Leadership of the Vermont State Employees Association (VSEA) learned today that Vermont’s Corrections employees have voted to retain the VSEA as the workers’ bargaining representative. The vote was prompted by a recent attempted raid on the Unit by the New England Police Benevolent Association (NEPBA), a Massachusetts-based union. The count was conducted at and by the Vermont Labor Relations Board.
“This is terrific news, and VSEA applauds and thanks everyone who cast a vote for VSEA,” says VSEA President Aimee Towne. “Now that this chapter has concluded, VSEA looks forward to working with our Corrections members—both “yes” and “no” voters—to address the many issues they identified to us both pre- and post-election. This means short staffing, forced overtime, COVID, and low morale to start.
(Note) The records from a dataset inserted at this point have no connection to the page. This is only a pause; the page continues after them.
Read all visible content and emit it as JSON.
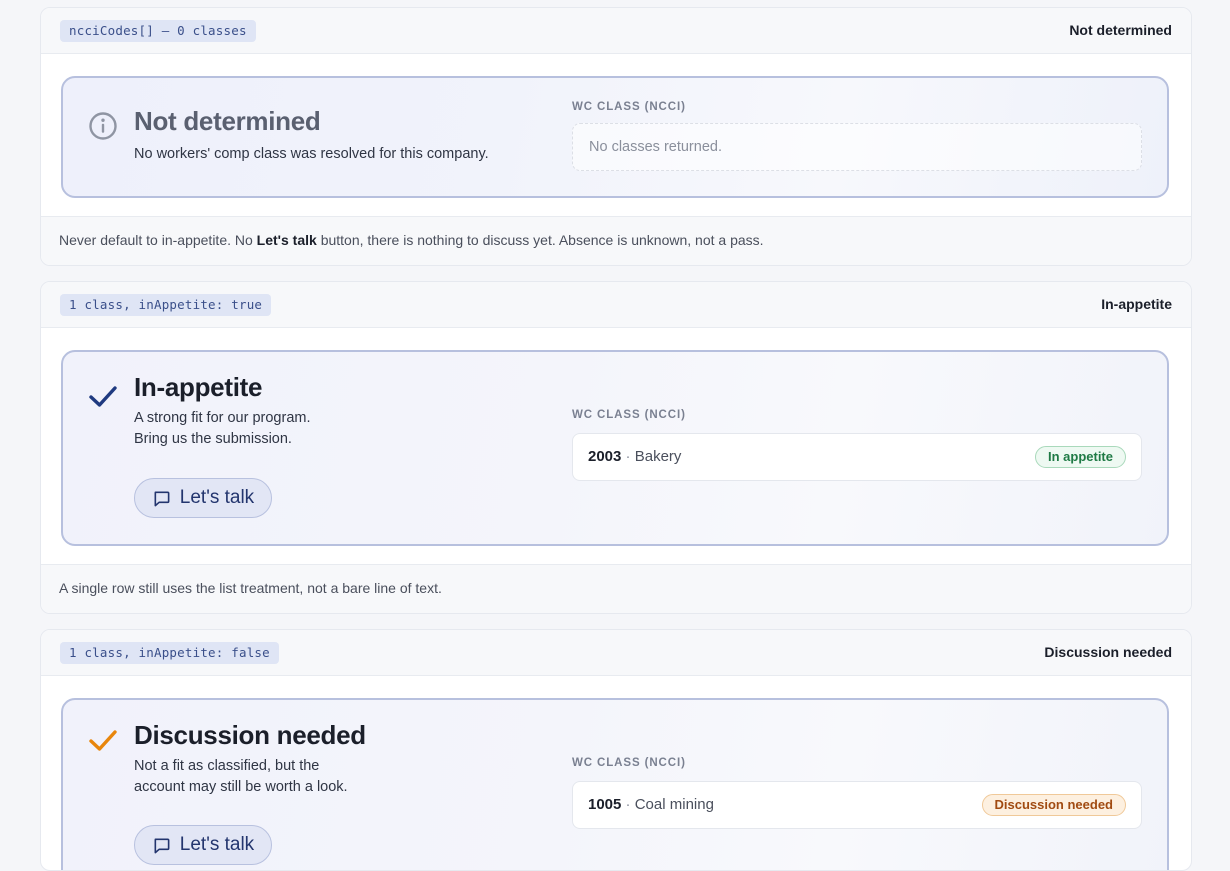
{
  "sections": [
    {
      "code": "ncciCodes[] — 0 classes",
      "status": "Not determined",
      "card": {
        "title": "Not determined",
        "desc": "No workers' comp class was resolved for this company.",
        "wc_label": "WC CLASS (NCCI)",
        "empty_text": "No classes returned.",
        "title_color": "#5a6070",
        "icon": "info-circle-icon"
      },
      "footer": {
        "pre": "Never default to in-appetite. No ",
        "bold": "Let's talk",
        "post": " button, there is nothing to discuss yet. Absence is unknown, not a pass."
      }
    },
    {
      "code": "1 class, inAppetite: true",
      "status": "In-appetite",
      "card": {
        "title": "In-appetite",
        "desc_lines": [
          "A strong fit for our program.",
          "Bring us the submission."
        ],
        "button": "Let's talk",
        "wc_label": "WC CLASS (NCCI)",
        "class_code": "2003",
        "class_sep": "·",
        "class_name": "Bakery",
        "badge": "In appetite",
        "icon": "checkmark-icon",
        "icon_color": "#1f3a80"
      },
      "footer": {
        "text": "A single row still uses the list treatment, not a bare line of text."
      }
    },
    {
      "code": "1 class, inAppetite: false",
      "status": "Discussion needed",
      "card": {
        "title": "Discussion needed",
        "desc_lines": [
          "Not a fit as classified, but the",
          "account may still be worth a look."
        ],
        "button": "Let's talk",
        "wc_label": "WC CLASS (NCCI)",
        "class_code": "1005",
        "class_sep": "·",
        "class_name": "Coal mining",
        "badge": "Discussion needed",
        "icon": "checkmark-icon",
        "icon_color": "#e8860c"
      }
    }
  ]
}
We are looking forward to meeting with the new commissioner in the very near future.”
Towne explains that prior to the vote, VSEA leaders and staff spent months talking with Corrections members, in person (when able), electronically, and by phone.
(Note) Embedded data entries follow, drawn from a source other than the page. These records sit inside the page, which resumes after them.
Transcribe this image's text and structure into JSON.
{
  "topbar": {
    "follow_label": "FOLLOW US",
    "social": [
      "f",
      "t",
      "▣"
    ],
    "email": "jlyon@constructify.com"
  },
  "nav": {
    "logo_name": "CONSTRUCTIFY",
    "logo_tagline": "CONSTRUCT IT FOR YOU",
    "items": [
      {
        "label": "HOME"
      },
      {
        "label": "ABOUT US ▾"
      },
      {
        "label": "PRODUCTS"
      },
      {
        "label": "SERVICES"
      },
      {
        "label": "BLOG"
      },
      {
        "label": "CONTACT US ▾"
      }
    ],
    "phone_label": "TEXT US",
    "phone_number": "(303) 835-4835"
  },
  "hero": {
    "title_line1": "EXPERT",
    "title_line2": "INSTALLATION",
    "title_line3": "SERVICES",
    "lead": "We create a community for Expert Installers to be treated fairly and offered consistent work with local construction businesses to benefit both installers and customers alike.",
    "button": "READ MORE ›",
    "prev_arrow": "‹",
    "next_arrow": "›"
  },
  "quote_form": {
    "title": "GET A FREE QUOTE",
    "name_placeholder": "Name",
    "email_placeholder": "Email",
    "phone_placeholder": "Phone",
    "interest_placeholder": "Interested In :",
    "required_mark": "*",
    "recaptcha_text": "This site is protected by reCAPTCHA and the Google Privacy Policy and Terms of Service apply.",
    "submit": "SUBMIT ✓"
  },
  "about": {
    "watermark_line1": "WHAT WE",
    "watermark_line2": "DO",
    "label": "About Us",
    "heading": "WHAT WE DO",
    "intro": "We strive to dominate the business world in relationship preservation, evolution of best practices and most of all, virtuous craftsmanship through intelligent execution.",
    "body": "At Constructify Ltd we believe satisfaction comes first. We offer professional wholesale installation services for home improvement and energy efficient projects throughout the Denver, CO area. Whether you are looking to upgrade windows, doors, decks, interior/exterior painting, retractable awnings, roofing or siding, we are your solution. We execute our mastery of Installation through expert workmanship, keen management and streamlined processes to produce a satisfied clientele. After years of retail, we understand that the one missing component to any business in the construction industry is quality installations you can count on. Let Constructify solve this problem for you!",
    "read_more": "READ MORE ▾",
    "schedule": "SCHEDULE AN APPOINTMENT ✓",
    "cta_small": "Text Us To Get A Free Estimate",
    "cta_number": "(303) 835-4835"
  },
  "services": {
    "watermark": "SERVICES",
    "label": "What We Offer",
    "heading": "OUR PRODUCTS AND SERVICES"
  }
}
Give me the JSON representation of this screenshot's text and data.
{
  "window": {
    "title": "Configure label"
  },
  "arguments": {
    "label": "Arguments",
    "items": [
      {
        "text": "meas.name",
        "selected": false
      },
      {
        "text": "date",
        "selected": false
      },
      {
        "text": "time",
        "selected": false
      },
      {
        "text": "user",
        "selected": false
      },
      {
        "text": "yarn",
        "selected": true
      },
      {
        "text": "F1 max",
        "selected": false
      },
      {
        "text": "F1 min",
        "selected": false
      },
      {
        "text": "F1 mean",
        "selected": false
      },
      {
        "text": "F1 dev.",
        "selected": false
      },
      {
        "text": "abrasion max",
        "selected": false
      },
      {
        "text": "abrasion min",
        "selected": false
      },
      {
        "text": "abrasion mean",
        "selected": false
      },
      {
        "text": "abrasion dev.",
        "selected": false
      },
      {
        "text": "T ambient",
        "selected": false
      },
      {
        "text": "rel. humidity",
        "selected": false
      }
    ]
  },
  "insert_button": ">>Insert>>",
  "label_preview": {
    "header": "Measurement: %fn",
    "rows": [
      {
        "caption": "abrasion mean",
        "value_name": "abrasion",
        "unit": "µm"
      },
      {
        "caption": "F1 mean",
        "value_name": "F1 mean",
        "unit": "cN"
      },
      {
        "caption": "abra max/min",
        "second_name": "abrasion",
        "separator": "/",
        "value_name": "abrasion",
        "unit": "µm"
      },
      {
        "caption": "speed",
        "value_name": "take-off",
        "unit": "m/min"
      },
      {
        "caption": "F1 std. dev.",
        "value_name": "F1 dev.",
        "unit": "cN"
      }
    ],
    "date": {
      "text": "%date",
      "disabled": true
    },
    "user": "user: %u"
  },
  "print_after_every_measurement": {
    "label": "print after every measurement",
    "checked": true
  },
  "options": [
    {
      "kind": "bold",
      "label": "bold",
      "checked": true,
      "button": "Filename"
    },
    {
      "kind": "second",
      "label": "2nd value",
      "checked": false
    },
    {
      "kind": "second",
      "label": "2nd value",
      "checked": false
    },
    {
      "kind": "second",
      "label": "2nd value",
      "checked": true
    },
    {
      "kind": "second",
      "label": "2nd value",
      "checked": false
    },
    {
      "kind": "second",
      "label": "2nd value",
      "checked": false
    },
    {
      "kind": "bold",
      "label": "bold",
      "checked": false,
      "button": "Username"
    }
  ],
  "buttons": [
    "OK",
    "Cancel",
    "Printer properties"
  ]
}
“This was very much an organizing drive that, due to the number of workers, required an all-hands-on-deck approach,” she adds. “I want to stress that today’s vote would not have happened without the help and knowledge of our rank-and-file leaders in each correctional facility. Now, it’s time to get to work.”
VSEA has represented Vermont Corrections employees for more than four decades.
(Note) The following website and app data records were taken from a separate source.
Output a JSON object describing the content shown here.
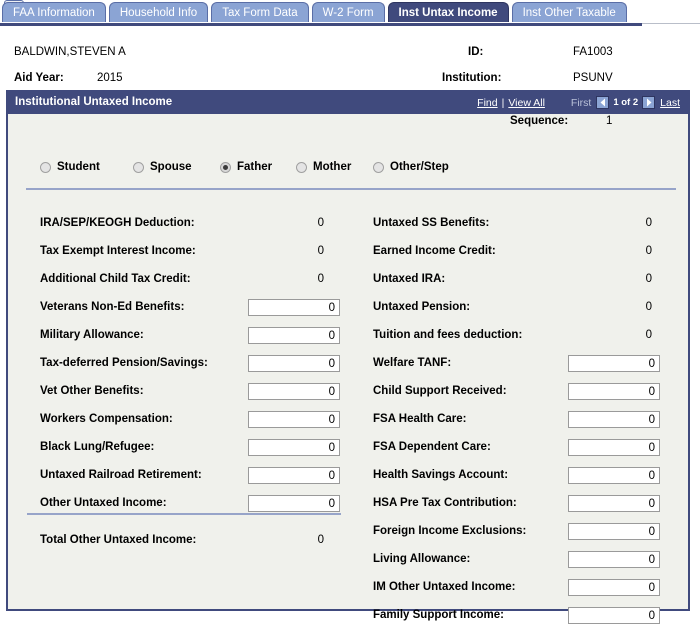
{
  "tabs": [
    {
      "label": "FAA Information",
      "active": false
    },
    {
      "label": "Household Info",
      "active": false
    },
    {
      "label": "Tax Form Data",
      "active": false
    },
    {
      "label": "W-2 Form",
      "active": false
    },
    {
      "label": "Inst Untax Income",
      "active": true
    },
    {
      "label": "Inst Other Taxable",
      "active": false
    }
  ],
  "tab_next_icon": "next-tab-arrow-icon",
  "person": {
    "name": "BALDWIN,STEVEN A",
    "aid_year_label": "Aid Year:",
    "aid_year_value": "2015",
    "id_label": "ID:",
    "id_value": "FA1003",
    "institution_label": "Institution:",
    "institution_value": "PSUNV"
  },
  "group": {
    "title": "Institutional Untaxed Income",
    "find_label": "Find",
    "separator": "|",
    "view_all_label": "View All",
    "first_label": "First",
    "prev_icon": "previous-arrow-icon",
    "count_label": "1 of 2",
    "next_icon": "next-arrow-icon",
    "last_label": "Last"
  },
  "parent_selector": {
    "options": [
      {
        "label": "Student",
        "checked": false
      },
      {
        "label": "Spouse",
        "checked": false
      },
      {
        "label": "Father",
        "checked": true
      },
      {
        "label": "Mother",
        "checked": false
      },
      {
        "label": "Other/Step",
        "checked": false
      }
    ],
    "sequence_label": "Sequence:",
    "sequence_value": "1"
  },
  "left_column": [
    {
      "label": "IRA/SEP/KEOGH Deduction:",
      "value": "0",
      "editable": false
    },
    {
      "label": "Tax Exempt Interest Income:",
      "value": "0",
      "editable": false
    },
    {
      "label": "Additional Child Tax Credit:",
      "value": "0",
      "editable": false
    },
    {
      "label": "Veterans Non-Ed Benefits:",
      "value": "0",
      "editable": true
    },
    {
      "label": "Military Allowance:",
      "value": "0",
      "editable": true
    },
    {
      "label": "Tax-deferred Pension/Savings:",
      "value": "0",
      "editable": true
    },
    {
      "label": "Vet Other Benefits:",
      "value": "0",
      "editable": true
    },
    {
      "label": "Workers Compensation:",
      "value": "0",
      "editable": true
    },
    {
      "label": "Black Lung/Refugee:",
      "value": "0",
      "editable": true
    },
    {
      "label": "Untaxed Railroad Retirement:",
      "value": "0",
      "editable": true
    },
    {
      "label": "Other Untaxed Income:",
      "value": "0",
      "editable": true
    }
  ],
  "left_total": {
    "label": "Total Other Untaxed Income:",
    "value": "0"
  },
  "right_column": [
    {
      "label": "Untaxed SS Benefits:",
      "value": "0",
      "editable": false
    },
    {
      "label": "Earned Income Credit:",
      "value": "0",
      "editable": false
    },
    {
      "label": "Untaxed IRA:",
      "value": "0",
      "editable": false
    },
    {
      "label": "Untaxed Pension:",
      "value": "0",
      "editable": false
    },
    {
      "label": "Tuition and fees deduction:",
      "value": "0",
      "editable": false
    },
    {
      "label": "Welfare TANF:",
      "value": "0",
      "editable": true
    },
    {
      "label": "Child Support Received:",
      "value": "0",
      "editable": true
    },
    {
      "label": "FSA Health Care:",
      "value": "0",
      "editable": true
    },
    {
      "label": "FSA Dependent Care:",
      "value": "0",
      "editable": true
    },
    {
      "label": "Health Savings Account:",
      "value": "0",
      "editable": true
    },
    {
      "label": "HSA Pre Tax Contribution:",
      "value": "0",
      "editable": true
    },
    {
      "label": "Foreign Income Exclusions:",
      "value": "0",
      "editable": true
    },
    {
      "label": "Living Allowance:",
      "value": "0",
      "editable": true
    },
    {
      "label": "IM Other Untaxed Income:",
      "value": "0",
      "editable": true
    },
    {
      "label": "Family Support Income:",
      "value": "0",
      "editable": true
    }
  ],
  "colors": {
    "tab_inactive": "#8ba4d4",
    "tab_active": "#404a7d",
    "header_bar": "#404a7d",
    "panel_bg": "#f0f1ec",
    "separator": "#97a4c9"
  }
}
A story posted this week to VTDigger appears to validate workers’ and union’s concerns that it will be difficult for the State to find a new home in a timely manner for the now-shuttered Woodside Juvenile Rehabilitation Center youth facility.
Last year, VSEA frontline workers at Woodside joined VSEA leaders in warning lawmakers about the ramifications of a decision to close Vermont’s sole care facility for at-risk youth. While the level of care and services were the workers’ and union’s primary reason to fight the closure, they also warned that siting a new facility would be a challenge in itself.